WHAT IS EXPECTED: In the data below, find each line that contains the word "JSON" and copy it.

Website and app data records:
________________________

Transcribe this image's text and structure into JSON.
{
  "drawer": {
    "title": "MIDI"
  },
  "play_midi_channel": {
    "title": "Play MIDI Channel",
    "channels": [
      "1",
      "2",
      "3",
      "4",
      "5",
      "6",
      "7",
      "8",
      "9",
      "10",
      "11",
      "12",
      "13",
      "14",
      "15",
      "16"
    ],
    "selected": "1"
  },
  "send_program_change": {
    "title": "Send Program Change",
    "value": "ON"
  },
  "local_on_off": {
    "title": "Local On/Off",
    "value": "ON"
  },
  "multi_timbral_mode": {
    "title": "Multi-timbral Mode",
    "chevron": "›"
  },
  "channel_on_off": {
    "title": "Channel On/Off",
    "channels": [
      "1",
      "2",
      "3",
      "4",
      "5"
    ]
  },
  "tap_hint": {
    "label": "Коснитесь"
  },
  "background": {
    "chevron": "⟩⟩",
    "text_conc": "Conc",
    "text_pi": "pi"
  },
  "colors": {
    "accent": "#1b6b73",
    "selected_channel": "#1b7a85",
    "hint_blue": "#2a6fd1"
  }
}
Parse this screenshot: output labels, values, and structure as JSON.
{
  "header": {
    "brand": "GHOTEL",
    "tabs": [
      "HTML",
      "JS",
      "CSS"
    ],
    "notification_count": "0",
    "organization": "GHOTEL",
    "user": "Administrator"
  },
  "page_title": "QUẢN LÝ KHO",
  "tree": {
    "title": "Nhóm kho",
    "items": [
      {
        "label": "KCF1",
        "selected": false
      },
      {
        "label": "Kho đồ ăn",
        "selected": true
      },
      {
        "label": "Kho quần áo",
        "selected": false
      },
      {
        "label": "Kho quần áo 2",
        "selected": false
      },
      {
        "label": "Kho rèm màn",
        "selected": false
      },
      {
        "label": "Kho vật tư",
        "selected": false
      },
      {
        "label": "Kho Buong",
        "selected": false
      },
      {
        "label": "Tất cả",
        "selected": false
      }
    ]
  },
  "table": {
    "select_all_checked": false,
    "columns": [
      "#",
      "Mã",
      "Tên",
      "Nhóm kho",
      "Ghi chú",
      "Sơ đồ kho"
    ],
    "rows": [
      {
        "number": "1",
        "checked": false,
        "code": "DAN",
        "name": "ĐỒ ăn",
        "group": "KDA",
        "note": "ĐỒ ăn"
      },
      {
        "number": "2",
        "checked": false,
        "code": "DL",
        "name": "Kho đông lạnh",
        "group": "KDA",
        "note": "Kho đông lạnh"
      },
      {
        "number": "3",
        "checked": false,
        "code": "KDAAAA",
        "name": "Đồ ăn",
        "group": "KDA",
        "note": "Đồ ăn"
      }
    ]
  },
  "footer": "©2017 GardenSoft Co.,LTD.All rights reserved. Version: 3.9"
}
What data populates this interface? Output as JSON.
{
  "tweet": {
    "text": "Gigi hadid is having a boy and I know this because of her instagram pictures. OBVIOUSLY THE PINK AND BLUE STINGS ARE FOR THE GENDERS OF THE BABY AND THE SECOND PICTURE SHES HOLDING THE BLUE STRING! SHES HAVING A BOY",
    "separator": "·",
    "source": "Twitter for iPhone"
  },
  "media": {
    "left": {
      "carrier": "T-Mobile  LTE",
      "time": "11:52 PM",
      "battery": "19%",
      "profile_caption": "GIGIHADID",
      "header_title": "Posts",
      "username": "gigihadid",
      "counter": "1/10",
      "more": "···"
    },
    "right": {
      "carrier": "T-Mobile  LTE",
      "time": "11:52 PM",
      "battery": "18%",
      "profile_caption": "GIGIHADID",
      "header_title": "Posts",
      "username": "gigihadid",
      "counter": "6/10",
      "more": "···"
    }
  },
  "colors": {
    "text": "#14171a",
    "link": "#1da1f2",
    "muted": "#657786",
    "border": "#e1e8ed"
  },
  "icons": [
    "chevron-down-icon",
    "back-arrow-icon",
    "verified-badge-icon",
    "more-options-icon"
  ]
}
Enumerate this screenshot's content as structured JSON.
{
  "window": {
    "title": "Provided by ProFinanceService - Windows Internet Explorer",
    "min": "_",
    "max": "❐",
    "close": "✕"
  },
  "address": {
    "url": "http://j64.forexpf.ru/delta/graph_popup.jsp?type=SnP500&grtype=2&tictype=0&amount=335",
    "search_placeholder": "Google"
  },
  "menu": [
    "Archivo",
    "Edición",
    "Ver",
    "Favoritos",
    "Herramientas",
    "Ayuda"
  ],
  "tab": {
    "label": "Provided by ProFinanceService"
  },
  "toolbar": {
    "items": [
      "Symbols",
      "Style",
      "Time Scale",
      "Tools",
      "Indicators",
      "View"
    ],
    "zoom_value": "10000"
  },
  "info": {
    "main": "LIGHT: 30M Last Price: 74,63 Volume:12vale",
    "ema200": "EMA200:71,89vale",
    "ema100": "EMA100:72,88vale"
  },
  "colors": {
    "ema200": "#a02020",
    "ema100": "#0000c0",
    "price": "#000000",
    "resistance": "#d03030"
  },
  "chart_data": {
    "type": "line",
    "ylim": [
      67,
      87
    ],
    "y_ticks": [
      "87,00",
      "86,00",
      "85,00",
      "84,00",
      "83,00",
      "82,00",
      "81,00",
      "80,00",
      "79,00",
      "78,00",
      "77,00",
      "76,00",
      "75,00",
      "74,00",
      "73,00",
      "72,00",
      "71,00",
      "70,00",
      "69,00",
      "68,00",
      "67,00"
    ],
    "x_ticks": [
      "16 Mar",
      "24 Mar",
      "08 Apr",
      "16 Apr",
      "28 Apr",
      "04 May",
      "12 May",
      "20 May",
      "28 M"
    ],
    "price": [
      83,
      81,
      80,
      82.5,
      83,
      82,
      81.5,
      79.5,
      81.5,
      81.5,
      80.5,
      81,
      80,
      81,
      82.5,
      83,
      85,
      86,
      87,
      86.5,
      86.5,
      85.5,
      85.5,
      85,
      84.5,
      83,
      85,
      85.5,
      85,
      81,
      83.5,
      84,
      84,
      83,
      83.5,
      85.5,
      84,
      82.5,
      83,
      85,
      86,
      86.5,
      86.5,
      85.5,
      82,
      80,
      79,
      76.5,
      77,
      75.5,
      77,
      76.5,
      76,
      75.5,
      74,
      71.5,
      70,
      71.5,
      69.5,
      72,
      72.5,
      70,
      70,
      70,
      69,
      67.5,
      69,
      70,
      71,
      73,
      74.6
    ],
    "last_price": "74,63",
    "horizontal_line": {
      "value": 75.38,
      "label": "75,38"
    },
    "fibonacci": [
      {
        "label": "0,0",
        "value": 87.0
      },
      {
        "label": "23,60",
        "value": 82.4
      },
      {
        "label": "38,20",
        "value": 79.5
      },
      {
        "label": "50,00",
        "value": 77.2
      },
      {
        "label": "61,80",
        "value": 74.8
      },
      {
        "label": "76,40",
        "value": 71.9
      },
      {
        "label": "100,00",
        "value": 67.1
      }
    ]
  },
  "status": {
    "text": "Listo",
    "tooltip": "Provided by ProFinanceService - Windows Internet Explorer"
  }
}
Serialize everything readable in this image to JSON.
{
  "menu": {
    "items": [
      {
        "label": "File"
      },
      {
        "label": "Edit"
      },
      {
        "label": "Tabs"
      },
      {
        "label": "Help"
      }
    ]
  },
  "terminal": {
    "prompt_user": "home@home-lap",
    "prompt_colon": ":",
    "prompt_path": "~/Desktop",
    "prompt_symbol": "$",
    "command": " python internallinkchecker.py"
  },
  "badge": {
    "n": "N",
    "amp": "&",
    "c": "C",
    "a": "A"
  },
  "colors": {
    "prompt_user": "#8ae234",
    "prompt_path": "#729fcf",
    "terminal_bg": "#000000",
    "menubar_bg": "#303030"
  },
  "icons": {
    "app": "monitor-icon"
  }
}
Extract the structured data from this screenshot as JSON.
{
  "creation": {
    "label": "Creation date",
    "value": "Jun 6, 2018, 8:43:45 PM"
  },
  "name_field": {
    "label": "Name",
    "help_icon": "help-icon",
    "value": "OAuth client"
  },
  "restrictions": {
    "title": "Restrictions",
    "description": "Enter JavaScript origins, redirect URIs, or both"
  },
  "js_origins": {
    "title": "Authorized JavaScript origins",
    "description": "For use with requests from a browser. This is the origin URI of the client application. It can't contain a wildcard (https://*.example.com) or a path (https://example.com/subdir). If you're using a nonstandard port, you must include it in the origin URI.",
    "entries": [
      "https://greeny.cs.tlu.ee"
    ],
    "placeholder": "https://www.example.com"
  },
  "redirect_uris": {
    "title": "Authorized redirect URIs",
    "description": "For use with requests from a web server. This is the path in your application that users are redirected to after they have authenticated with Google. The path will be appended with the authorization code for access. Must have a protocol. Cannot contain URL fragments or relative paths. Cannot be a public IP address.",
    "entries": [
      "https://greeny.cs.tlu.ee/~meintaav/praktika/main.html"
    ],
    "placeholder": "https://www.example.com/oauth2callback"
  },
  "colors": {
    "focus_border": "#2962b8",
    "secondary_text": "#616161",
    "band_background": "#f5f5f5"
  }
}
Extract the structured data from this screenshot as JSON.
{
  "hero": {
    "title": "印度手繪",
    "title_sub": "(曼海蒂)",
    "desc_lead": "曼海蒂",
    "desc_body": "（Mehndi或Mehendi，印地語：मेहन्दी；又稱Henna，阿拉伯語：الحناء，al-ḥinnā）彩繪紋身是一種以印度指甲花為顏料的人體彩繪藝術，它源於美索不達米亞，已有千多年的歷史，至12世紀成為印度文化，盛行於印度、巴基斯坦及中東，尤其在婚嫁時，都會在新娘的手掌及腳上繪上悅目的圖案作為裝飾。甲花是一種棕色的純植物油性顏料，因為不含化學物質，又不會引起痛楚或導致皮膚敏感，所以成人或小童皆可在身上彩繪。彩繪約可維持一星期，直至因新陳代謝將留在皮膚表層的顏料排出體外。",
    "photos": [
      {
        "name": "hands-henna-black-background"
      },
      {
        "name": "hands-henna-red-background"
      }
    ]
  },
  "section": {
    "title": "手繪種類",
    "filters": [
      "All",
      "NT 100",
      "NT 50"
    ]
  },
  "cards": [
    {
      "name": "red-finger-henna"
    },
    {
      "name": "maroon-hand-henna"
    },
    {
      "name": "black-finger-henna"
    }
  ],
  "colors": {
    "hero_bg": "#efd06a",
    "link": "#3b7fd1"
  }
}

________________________

ANSWER FOR THE TASK:
Transcribe this image's text and structure into JSON.
Parse this screenshot: output labels, values, and structure as JSON.
What data populates this interface? Output as JSON.
Enumerate this screenshot's content as structured JSON.
Serialize everything readable in this image to JSON.
Extract the structured data from this screenshot as JSON.
Extract the structured data from this screenshot as JSON.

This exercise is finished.